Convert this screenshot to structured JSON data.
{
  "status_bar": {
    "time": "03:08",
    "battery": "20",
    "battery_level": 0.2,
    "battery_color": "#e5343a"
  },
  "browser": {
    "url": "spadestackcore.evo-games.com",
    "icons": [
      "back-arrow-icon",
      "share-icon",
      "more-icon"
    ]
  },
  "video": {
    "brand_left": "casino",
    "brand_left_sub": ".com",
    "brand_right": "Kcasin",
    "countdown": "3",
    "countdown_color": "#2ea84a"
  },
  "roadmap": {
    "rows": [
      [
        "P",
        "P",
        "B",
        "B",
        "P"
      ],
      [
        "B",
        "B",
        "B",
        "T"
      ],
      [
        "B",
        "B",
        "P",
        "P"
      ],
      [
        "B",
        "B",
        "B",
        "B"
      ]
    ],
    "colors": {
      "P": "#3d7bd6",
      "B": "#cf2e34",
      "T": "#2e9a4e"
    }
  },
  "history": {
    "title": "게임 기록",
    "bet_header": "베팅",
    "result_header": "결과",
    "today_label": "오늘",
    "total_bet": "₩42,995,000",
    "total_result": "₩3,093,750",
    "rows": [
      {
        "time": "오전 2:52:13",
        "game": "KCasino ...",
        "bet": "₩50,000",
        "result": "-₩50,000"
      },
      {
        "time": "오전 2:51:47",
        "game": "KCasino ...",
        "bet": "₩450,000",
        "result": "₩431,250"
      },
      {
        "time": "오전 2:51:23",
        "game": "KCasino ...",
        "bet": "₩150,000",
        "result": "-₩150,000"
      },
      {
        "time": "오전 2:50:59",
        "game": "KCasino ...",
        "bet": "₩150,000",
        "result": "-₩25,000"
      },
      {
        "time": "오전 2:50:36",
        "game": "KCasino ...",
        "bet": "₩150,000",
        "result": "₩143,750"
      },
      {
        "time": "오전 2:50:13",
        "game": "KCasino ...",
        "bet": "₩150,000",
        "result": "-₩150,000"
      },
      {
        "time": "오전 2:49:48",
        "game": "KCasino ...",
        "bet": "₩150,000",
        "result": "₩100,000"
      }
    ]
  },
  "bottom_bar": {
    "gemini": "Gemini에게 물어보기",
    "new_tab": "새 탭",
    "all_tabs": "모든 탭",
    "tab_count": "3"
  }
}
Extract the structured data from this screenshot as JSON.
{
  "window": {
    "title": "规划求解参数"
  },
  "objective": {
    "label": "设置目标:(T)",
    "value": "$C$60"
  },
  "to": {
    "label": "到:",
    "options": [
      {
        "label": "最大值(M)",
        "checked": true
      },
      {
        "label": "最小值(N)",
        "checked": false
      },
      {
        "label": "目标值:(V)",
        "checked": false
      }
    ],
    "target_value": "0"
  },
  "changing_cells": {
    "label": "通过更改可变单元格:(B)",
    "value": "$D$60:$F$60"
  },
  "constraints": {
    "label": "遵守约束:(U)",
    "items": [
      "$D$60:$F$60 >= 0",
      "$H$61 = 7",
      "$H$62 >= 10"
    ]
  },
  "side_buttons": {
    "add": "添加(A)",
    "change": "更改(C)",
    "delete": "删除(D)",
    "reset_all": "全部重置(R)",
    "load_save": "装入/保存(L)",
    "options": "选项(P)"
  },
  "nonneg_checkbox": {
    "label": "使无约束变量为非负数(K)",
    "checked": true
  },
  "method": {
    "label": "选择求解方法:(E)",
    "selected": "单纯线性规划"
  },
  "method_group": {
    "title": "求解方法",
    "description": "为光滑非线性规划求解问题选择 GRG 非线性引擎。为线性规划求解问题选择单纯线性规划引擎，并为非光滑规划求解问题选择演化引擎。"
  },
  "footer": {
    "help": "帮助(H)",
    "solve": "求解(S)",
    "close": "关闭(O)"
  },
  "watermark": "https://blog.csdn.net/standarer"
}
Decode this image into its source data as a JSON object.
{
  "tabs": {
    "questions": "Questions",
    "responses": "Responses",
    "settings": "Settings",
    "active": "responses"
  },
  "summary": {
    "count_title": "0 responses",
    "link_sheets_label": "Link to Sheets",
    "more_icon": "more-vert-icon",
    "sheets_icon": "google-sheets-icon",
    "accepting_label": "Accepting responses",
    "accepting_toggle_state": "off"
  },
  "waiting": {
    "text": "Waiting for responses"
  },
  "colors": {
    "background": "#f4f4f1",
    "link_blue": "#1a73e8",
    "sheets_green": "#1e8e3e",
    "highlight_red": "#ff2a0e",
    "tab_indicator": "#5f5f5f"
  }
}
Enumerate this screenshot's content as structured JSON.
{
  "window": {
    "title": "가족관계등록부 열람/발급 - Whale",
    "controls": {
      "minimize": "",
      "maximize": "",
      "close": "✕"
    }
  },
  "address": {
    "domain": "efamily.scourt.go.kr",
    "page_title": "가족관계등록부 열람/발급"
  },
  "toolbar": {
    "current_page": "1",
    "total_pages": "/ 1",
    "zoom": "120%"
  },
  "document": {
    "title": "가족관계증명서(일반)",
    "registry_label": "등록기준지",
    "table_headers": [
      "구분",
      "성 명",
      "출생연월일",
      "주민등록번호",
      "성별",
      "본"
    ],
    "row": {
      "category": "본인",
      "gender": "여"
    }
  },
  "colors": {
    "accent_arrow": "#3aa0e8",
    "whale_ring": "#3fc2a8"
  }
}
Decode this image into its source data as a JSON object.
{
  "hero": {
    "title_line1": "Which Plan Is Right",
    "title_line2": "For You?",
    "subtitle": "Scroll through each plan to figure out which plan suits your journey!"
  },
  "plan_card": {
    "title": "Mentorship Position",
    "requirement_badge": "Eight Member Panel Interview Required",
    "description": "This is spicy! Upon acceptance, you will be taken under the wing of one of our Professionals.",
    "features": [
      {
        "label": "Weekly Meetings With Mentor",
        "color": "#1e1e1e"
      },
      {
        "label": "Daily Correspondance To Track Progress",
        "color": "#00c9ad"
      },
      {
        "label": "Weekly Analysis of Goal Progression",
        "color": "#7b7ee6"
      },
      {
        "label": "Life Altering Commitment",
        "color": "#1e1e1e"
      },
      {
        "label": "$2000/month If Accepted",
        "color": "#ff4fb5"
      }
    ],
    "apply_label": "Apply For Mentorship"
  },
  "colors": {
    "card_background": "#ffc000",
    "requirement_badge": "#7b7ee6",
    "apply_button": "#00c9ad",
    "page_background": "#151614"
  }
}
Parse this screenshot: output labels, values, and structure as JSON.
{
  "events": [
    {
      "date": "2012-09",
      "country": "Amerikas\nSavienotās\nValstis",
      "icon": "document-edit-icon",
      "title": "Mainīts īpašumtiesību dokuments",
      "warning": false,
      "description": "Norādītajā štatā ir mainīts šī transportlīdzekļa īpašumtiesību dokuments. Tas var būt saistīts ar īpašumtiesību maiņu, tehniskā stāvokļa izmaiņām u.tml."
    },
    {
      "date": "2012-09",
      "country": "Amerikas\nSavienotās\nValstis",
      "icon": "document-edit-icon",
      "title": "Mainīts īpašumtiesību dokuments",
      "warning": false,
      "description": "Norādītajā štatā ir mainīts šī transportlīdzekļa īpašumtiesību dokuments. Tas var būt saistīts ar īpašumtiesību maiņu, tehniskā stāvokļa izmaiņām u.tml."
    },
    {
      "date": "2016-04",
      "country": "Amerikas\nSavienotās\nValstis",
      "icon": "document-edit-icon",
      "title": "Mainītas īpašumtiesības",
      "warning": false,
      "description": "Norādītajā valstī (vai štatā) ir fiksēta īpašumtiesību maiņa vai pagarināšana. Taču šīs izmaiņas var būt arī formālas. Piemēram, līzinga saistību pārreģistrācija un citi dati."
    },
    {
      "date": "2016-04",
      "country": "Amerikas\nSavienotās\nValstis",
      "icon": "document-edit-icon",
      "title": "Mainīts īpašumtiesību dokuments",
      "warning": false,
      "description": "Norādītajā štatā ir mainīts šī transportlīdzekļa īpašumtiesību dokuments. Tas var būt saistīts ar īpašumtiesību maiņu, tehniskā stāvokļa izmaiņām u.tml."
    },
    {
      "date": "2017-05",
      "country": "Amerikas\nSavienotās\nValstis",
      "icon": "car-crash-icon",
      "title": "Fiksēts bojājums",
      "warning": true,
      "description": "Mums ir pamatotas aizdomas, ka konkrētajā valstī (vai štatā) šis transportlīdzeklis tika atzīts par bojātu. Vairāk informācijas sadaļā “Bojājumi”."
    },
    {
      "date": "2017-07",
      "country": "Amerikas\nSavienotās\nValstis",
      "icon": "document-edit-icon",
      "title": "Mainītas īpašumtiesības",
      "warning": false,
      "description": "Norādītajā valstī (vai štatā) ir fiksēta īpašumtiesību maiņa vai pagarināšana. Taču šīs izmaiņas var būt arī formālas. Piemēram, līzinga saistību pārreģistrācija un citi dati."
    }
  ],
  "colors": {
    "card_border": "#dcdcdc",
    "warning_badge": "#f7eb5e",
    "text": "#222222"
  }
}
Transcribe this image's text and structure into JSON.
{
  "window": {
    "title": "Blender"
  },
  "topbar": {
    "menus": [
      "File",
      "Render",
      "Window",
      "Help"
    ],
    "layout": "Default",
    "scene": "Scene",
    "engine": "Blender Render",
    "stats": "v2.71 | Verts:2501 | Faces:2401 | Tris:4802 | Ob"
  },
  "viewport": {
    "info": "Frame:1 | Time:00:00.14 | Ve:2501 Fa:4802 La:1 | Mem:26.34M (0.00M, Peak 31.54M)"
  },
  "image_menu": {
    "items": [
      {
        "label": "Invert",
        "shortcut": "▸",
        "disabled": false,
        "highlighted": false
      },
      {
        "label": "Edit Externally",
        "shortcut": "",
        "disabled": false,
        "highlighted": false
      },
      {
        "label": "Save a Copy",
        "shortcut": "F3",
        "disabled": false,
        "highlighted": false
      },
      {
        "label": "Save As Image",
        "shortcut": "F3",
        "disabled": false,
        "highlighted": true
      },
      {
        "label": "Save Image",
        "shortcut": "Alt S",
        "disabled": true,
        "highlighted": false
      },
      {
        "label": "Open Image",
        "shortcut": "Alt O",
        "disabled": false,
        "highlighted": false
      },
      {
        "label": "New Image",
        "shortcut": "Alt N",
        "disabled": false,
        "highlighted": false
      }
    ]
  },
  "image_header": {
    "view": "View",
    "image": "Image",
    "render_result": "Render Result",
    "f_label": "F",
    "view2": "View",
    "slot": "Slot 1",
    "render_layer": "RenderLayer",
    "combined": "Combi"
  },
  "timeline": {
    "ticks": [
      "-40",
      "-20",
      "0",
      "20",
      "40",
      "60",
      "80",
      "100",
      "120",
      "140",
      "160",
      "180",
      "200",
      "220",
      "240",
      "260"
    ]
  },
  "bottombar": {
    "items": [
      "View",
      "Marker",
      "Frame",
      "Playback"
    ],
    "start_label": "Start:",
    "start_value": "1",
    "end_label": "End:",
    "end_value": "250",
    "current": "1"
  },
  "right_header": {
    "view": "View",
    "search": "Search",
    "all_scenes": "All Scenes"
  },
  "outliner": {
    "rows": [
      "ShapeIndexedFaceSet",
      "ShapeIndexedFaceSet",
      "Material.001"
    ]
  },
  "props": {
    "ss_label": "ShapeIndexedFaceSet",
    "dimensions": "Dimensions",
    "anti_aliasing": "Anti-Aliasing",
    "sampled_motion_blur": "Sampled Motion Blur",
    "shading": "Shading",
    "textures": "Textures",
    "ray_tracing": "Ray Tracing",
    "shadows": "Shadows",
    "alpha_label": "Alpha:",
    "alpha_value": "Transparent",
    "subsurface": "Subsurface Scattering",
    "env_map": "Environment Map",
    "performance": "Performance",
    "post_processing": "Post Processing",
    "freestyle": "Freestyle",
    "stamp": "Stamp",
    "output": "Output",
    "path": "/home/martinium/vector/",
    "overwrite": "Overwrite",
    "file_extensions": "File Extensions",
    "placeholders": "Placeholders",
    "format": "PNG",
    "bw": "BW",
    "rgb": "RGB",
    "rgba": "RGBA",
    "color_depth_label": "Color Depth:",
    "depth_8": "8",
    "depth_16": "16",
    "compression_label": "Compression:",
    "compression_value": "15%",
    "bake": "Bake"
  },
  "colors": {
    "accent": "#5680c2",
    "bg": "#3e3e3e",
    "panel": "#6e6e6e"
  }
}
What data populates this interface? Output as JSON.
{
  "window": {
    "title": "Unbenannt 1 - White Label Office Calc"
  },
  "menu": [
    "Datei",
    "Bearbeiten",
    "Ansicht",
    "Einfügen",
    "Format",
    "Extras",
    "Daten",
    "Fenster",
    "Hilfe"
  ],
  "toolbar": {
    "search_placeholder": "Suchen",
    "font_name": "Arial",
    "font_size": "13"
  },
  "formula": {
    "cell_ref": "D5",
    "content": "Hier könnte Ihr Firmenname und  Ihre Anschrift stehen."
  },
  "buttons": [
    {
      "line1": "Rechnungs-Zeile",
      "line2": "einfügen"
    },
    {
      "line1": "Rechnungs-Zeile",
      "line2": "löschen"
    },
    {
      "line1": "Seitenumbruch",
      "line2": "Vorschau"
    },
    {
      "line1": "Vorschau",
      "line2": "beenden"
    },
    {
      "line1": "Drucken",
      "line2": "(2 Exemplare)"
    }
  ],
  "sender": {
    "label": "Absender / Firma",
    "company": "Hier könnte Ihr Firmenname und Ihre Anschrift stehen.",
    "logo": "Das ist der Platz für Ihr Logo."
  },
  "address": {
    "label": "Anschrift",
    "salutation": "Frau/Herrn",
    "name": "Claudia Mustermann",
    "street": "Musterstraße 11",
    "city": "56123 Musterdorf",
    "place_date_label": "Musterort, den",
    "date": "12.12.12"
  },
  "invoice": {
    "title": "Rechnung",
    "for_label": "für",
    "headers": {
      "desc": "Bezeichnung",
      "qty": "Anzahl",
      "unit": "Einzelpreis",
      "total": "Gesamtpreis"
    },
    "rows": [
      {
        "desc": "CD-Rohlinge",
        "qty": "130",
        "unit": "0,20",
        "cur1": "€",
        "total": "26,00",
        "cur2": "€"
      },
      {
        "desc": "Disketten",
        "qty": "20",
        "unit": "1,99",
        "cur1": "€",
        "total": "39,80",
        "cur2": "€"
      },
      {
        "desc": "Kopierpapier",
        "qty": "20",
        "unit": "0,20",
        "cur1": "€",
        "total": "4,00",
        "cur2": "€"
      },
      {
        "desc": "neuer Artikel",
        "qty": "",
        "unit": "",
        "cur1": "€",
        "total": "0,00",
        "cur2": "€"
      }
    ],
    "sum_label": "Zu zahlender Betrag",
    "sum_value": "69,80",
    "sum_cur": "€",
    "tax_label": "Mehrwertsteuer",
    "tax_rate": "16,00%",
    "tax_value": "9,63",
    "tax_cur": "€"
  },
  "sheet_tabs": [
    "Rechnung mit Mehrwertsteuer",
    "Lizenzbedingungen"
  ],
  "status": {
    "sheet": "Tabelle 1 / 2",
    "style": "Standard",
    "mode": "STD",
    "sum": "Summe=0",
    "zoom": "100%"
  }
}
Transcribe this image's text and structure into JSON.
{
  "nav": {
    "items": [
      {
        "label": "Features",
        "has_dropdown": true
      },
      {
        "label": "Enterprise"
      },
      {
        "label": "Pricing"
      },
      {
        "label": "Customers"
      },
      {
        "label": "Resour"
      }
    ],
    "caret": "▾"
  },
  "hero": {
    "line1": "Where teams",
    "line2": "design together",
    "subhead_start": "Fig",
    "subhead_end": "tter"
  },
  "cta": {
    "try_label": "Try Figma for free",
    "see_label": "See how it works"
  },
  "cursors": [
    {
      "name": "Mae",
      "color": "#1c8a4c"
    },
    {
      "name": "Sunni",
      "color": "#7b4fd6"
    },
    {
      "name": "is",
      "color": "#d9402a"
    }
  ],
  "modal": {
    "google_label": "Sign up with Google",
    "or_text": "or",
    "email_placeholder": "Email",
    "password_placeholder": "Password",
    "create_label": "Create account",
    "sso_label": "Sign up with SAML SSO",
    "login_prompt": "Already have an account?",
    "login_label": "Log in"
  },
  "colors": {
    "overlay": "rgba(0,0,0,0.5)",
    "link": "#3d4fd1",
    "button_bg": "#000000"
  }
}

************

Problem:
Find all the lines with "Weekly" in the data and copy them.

Answer for the task:
        "label": "Weekly Meetings With Mentor",
        "label": "Weekly Analysis of Goal Progression",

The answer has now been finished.